About this task →
Your copy should match the records below exactly, except for the pictures.

Dataset →
......

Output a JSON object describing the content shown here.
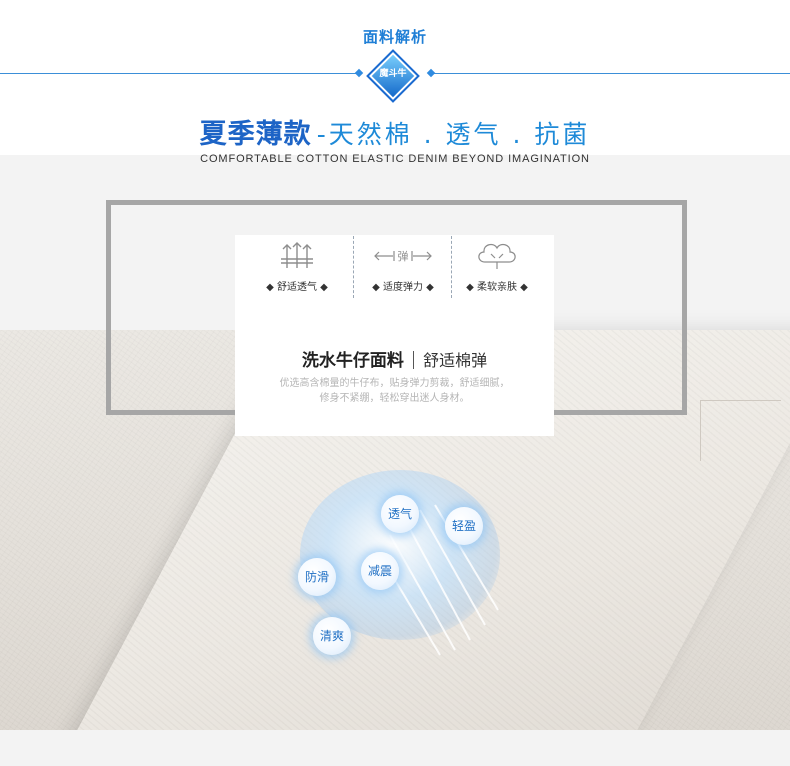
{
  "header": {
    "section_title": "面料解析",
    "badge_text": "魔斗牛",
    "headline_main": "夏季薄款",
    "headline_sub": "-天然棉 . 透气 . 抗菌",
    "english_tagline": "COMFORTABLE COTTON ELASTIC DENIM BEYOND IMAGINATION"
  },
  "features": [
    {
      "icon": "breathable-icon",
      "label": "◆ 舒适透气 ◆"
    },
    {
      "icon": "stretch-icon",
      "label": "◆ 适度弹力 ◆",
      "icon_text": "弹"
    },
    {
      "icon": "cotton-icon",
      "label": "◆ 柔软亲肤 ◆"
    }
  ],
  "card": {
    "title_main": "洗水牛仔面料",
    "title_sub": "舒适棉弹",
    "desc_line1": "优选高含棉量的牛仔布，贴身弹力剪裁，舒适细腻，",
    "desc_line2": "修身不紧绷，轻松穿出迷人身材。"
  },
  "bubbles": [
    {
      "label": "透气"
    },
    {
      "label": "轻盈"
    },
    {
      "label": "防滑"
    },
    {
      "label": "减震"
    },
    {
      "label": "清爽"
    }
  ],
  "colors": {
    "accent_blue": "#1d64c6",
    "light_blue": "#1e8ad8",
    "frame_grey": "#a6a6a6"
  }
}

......

Exercise result →
Output a JSON object describing the content shown here.
{
  "header": {
    "section_title": "面料解析",
    "badge_text": "魔斗牛",
    "headline_main": "夏季薄款",
    "headline_sub": "-天然棉 . 透气 . 抗菌",
    "english_tagline": "COMFORTABLE COTTON ELASTIC DENIM BEYOND IMAGINATION"
  },
  "features": [
    {
      "icon": "breathable-icon",
      "label": "◆ 舒适透气 ◆"
    },
    {
      "icon": "stretch-icon",
      "label": "◆ 适度弹力 ◆",
      "icon_text": "弹"
    },
    {
      "icon": "cotton-icon",
      "label": "◆ 柔软亲肤 ◆"
    }
  ],
  "card": {
    "title_main": "洗水牛仔面料",
    "title_sub": "舒适棉弹",
    "desc_line1": "优选高含棉量的牛仔布，贴身弹力剪裁，舒适细腻，",
    "desc_line2": "修身不紧绷，轻松穿出迷人身材。"
  },
  "bubbles": [
    {
      "label": "透气"
    },
    {
      "label": "轻盈"
    },
    {
      "label": "防滑"
    },
    {
      "label": "减震"
    },
    {
      "label": "清爽"
    }
  ],
  "colors": {
    "accent_blue": "#1d64c6",
    "light_blue": "#1e8ad8",
    "frame_grey": "#a6a6a6"
  }
}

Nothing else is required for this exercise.